Material shown ▸
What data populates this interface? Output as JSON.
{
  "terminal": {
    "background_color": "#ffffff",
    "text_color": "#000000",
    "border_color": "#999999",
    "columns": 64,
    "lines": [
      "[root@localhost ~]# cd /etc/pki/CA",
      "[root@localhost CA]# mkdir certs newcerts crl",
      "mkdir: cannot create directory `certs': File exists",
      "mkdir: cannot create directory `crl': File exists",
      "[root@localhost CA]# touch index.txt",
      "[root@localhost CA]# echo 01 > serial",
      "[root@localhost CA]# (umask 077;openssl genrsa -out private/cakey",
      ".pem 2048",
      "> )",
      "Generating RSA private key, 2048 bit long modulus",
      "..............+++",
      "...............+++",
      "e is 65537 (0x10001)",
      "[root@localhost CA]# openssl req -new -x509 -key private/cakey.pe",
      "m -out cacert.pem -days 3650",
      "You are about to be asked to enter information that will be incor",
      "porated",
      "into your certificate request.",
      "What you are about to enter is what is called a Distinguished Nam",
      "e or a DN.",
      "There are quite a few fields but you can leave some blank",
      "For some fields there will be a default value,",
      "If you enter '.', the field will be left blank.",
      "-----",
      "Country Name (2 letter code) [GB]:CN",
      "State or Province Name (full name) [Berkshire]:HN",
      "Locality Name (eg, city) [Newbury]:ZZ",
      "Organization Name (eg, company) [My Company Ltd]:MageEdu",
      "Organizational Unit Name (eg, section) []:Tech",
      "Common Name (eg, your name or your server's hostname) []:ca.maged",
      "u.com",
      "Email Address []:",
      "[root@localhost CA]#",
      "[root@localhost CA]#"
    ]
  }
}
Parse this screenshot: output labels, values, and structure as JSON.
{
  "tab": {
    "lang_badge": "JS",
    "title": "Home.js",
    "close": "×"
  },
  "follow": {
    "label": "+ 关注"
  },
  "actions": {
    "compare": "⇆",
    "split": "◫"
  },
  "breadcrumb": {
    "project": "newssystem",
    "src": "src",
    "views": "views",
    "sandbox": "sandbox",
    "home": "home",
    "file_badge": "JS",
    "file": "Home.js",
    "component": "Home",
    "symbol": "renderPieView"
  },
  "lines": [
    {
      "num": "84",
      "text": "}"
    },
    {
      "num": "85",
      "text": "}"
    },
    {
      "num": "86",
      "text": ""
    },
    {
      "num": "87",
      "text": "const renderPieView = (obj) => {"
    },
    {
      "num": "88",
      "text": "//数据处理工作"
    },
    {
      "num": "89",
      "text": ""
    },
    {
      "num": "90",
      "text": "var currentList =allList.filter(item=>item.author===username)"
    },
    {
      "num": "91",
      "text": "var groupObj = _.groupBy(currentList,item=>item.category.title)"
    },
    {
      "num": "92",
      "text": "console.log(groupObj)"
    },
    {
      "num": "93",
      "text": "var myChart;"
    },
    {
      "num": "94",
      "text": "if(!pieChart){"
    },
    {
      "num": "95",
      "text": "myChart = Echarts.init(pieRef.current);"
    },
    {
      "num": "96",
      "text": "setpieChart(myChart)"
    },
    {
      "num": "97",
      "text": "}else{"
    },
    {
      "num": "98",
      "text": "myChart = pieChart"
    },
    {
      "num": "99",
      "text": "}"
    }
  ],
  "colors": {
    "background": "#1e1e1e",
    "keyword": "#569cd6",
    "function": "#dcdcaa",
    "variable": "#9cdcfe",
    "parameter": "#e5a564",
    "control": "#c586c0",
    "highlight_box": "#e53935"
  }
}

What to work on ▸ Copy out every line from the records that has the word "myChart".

Your solution ▸
      "text": "var myChart;"
      "text": "myChart = Echarts.init(pieRef.current);"
      "text": "setpieChart(myChart)"
      "text": "myChart = pieChart"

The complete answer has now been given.